Help in coping with the physical symptoms of the disease
Some autoimmune diseases can cause severe physical pain or symptoms which cause discomfort or shame that we can process with the help of a psychotherapist. Furthermore, relaxation techniques (e.g. autogenic training, progressive muscle relaxation, breathing techniques) and mindfulness exercises can help alleviate physical pain.
Support in adapting to a new situation
Some autoimmune diseases can cause severe symptoms that can strongly affect the course of our day, so it is necessary to abandon or change old habits and form new ones, which can be much more stressful if we do not have proper help and support.
Help in redefining yourself

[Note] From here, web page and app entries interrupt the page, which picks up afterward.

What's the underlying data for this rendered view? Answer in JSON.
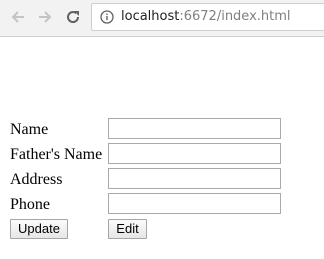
{
  "browser": {
    "url_host": "localhost",
    "url_rest": ":6672/index.html"
  },
  "form": {
    "fields": [
      {
        "label": "Name",
        "value": ""
      },
      {
        "label": "Father's Name",
        "value": ""
      },
      {
        "label": "Address",
        "value": ""
      },
      {
        "label": "Phone",
        "value": ""
      }
    ],
    "update_label": "Update",
    "edit_label": "Edit"
  }
}
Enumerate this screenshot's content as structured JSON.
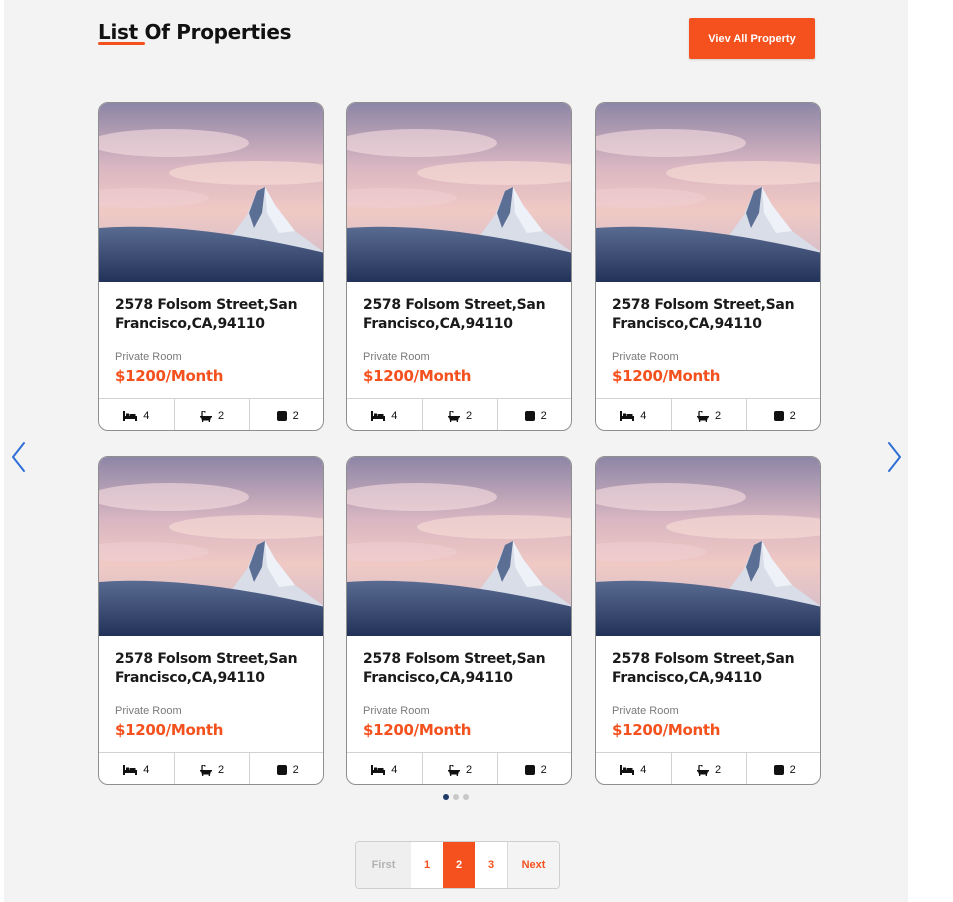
{
  "header": {
    "title": "List Of Properties",
    "view_all_label": "Viev All Property"
  },
  "colors": {
    "accent": "#f4511e",
    "arrow": "#2f6fd6"
  },
  "properties": [
    {
      "address": "2578 Folsom Street,San Francisco,CA,94110",
      "type": "Private Room",
      "price": "$1200/Month",
      "beds": "4",
      "baths": "2",
      "area": "2"
    },
    {
      "address": "2578 Folsom Street,San Francisco,CA,94110",
      "type": "Private Room",
      "price": "$1200/Month",
      "beds": "4",
      "baths": "2",
      "area": "2"
    },
    {
      "address": "2578 Folsom Street,San Francisco,CA,94110",
      "type": "Private Room",
      "price": "$1200/Month",
      "beds": "4",
      "baths": "2",
      "area": "2"
    },
    {
      "address": "2578 Folsom Street,San Francisco,CA,94110",
      "type": "Private Room",
      "price": "$1200/Month",
      "beds": "4",
      "baths": "2",
      "area": "2"
    },
    {
      "address": "2578 Folsom Street,San Francisco,CA,94110",
      "type": "Private Room",
      "price": "$1200/Month",
      "beds": "4",
      "baths": "2",
      "area": "2"
    },
    {
      "address": "2578 Folsom Street,San Francisco,CA,94110",
      "type": "Private Room",
      "price": "$1200/Month",
      "beds": "4",
      "baths": "2",
      "area": "2"
    }
  ],
  "icons": {
    "beds": "bed-icon",
    "baths": "bathtub-icon",
    "area": "area-square-icon",
    "prev": "chevron-left-icon",
    "next": "chevron-right-icon"
  },
  "carousel": {
    "dot_count": 3,
    "active_dot": 0
  },
  "pagination": {
    "first_label": "First",
    "pages": [
      "1",
      "2",
      "3"
    ],
    "active_page": "2",
    "next_label": "Next"
  }
}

Every experience, especially a long-term illness, changes us, which we often resist. Psychotherapy helps us to accept what is inevitable, to know who we were, who we are in the present and who we want to be in the future, and to shape the path towards the set goals.
Help in coping with the stress

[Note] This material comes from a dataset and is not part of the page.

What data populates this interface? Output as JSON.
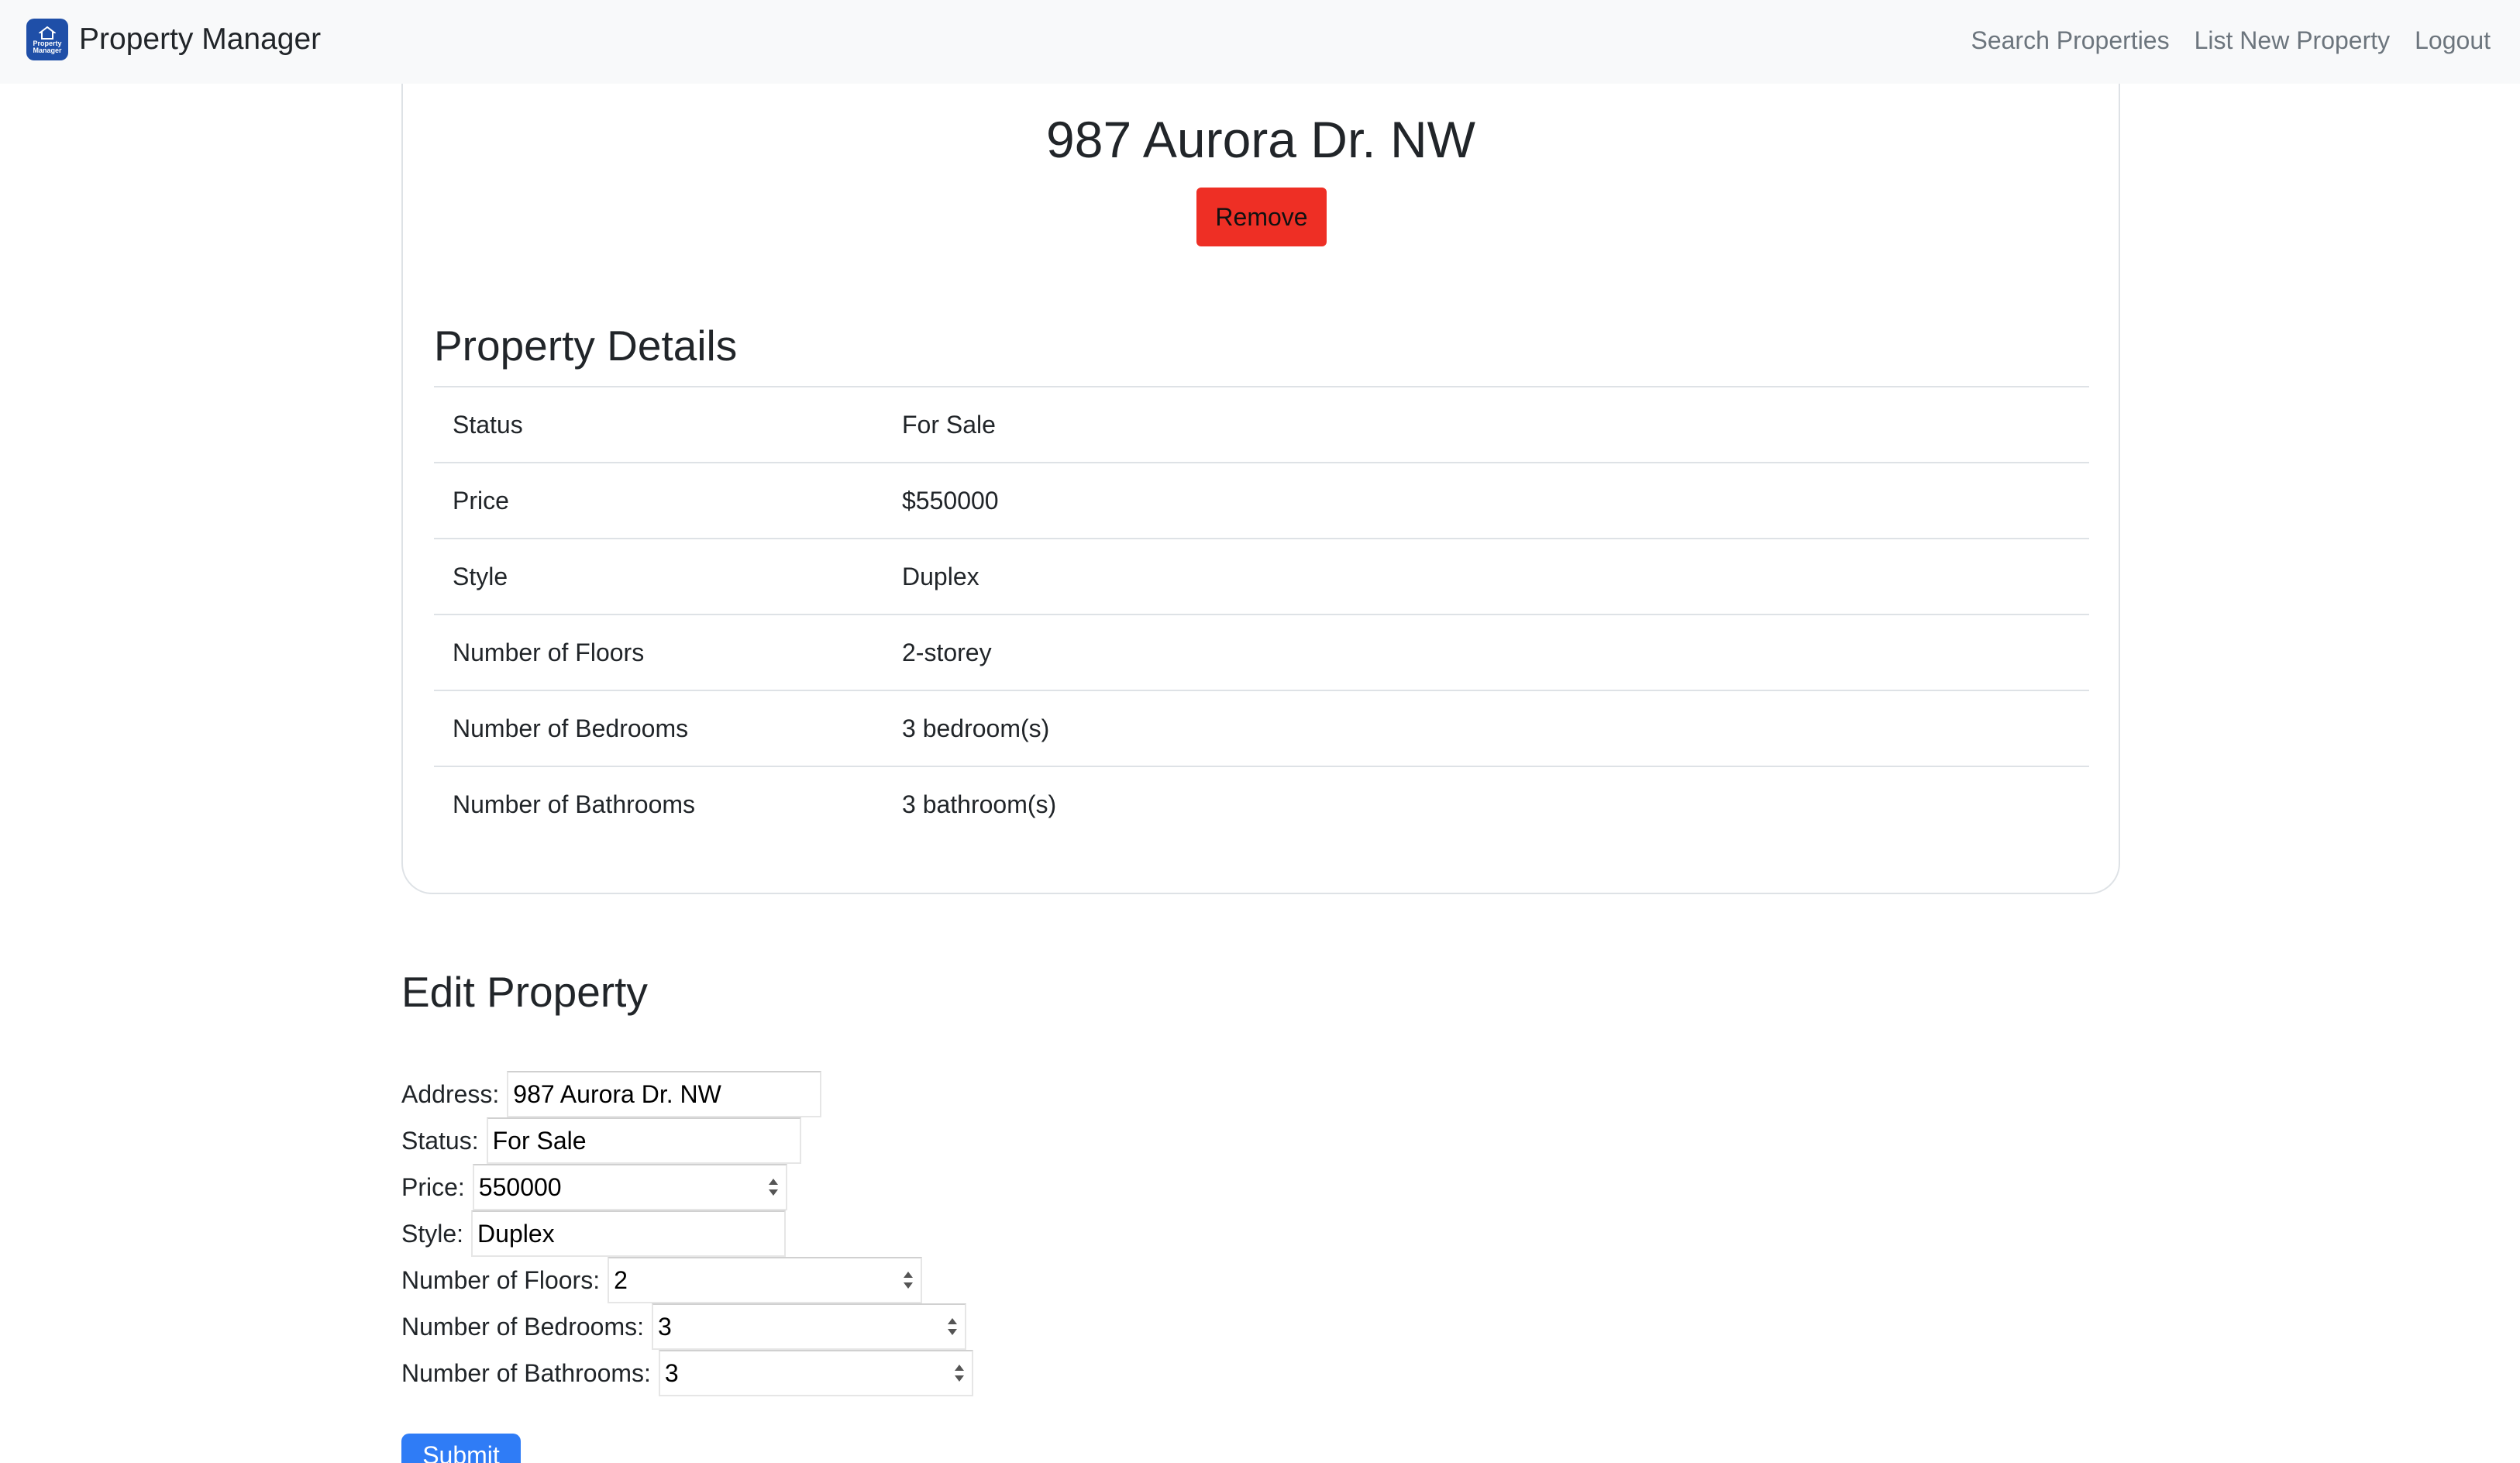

The disease also brings an increased level of stress. Our bodies respond to stress in different ways, on both mental and physical levels. On the physical level, it is often shown in the form of increased heart rate, digestive problems, headaches, frequent sweating, painful and tight muscles. On a psychological level, we can be irritable, anxious, helpless, experience more frequent sadness or anger, feel that we have “enough of everything”, lose joy for activities that otherwise pleased us, everything becomes too difficult… Also, sleep problems, loss or increase in appetite and similar signs can be shown. Many of the symptoms attributed to physical illness may therefore be a symptom of increased stress, or increased stress may result in an increase in symptoms. With the psychotherapeutic help, we can recognize stress and reduce it with various techniques.
Help in forming and maintaining relationships
Due to their symptoms, some autoimmune diseases worsen interpersonal relationships or lead to the avoidance of social contacts, which further increase the patient’s personal distress. A psychotherapist can help us explore the dynamics of existing relationships and learn about the causes of problems in them, and accompany us on the path to re-establishing social contacts.
Help with other problems caused by autoimmune disease
Coping with problems that exist due to the autoimmune disease or have been present before (e.g. depression, anxiety, panic attacks, burnout, post-traumatic stress disorder, phobias, eating disorders, addictions, personality disorders, unprocessed patterns and traumas from the past, and other problems and distresses).
Alja Fabjan, integrative psychotherapist and PhD student of marital and family therapy